HF: Hm. One time, I twitted something that says, “Unbeknownst of his ways, love starts and ends. You just know it did”. So, yeah, breakups happen. Some are able to be healed and you can reconnect with the loved one, and sometimes that is not possible. And this is the most devastating for people, their heart broken, as we said before. It causes a lot of hate, and that hate can often be addressed to the ex-lover, but also against yourself. And, I see that often in the context of suicidal crises, people are so shocked by the loss that they attempt against themselves. And, this catastrophic hurt can be healed once that you are willing to let go of the narcissistic image that that one provided you. So, at the core of this horrendous hate and hurt, you are complicit, in a way, by trying to hold so hard on that beautiful image of yourself that the other provided for whatever time the love lasted. And then, that grief can be healed once you put yourself on your own side, because when you are trapped in that imaginary state of the love object, you are on the side of the other, and you are under its control, but it’s gone. Like, move on, right? Just recover yourself, recover your project, recover what is important for you rather than dwelling in this thing. But, yeah, it requires some process of understanding. As Barthes says, it’s also those tears and that drama… it has its enjoyment, right? It’s like, “I love”, it’s a demonstrative act, right? “I was in love, look at me, I’m a mess!”. And, that’s enjoyable, a little bit, but the problem is that, as everything else, we are entropic beings, right? And we go right into destruction. So, it’s important to remind ourselves that, yeah, it’s just an image of your own self. Just let it go. Concentrate on what is really important.

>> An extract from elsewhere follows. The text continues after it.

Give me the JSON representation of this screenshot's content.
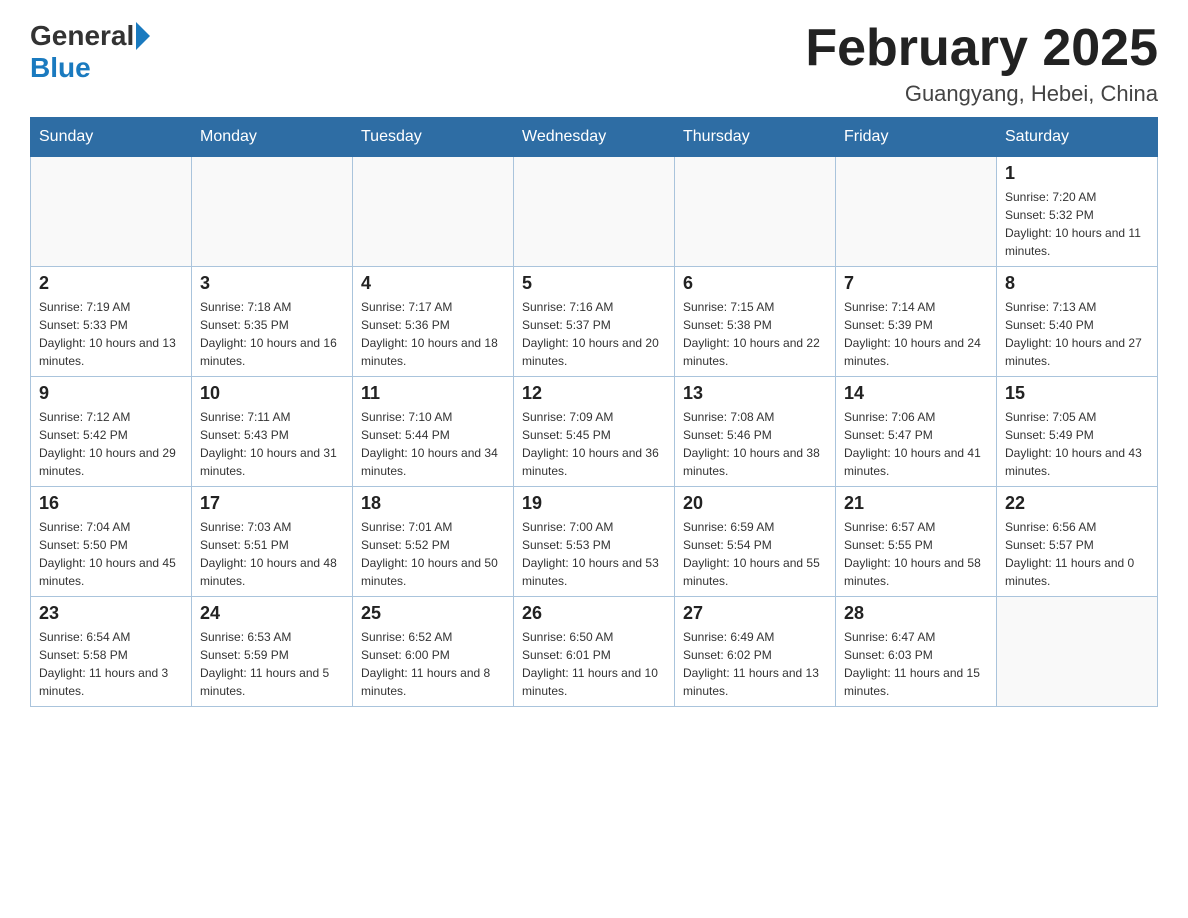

AJ: Yeah. Thank you so much for joining us, Hilda. Is there one last thing you’d like to tell us about love and desire?
HF: To… Also, to love, you have to be aware of the split that is within you. The split between what you say you want, and the other part of you that is your body and your unconscious. And whenever you are able to accept that split. Because it’s a split mainly because of censorship, because of internalized malignity, in a way, that is within you. So, often we are our worst enemies. And, the more you can understand that split between those parts of you, the easiest it is to accept yourself, and then accept the other, and then find love.
AJ: Thank you so much, Hilda.
HF: (sound of fairy bells from unicorn) Thank you! (laughs) I love it!
JLG: Thank you, Hilda, for discussing your work with us and doing some demystifying on what exactly might be going on when we find and lose love. To learn more about what Hilda is up to with her fellow Lacanians, you can check out the Lacan Salon website, which we link to in the description, or join them any other Tuesday at SFU Woodward’s. Thanks to our team here, that produces this show, including myself, Melissa Roach, and Maria Cecilia Saba. Thank you to Davis Steele for our theme music, and thanks to all the listeners.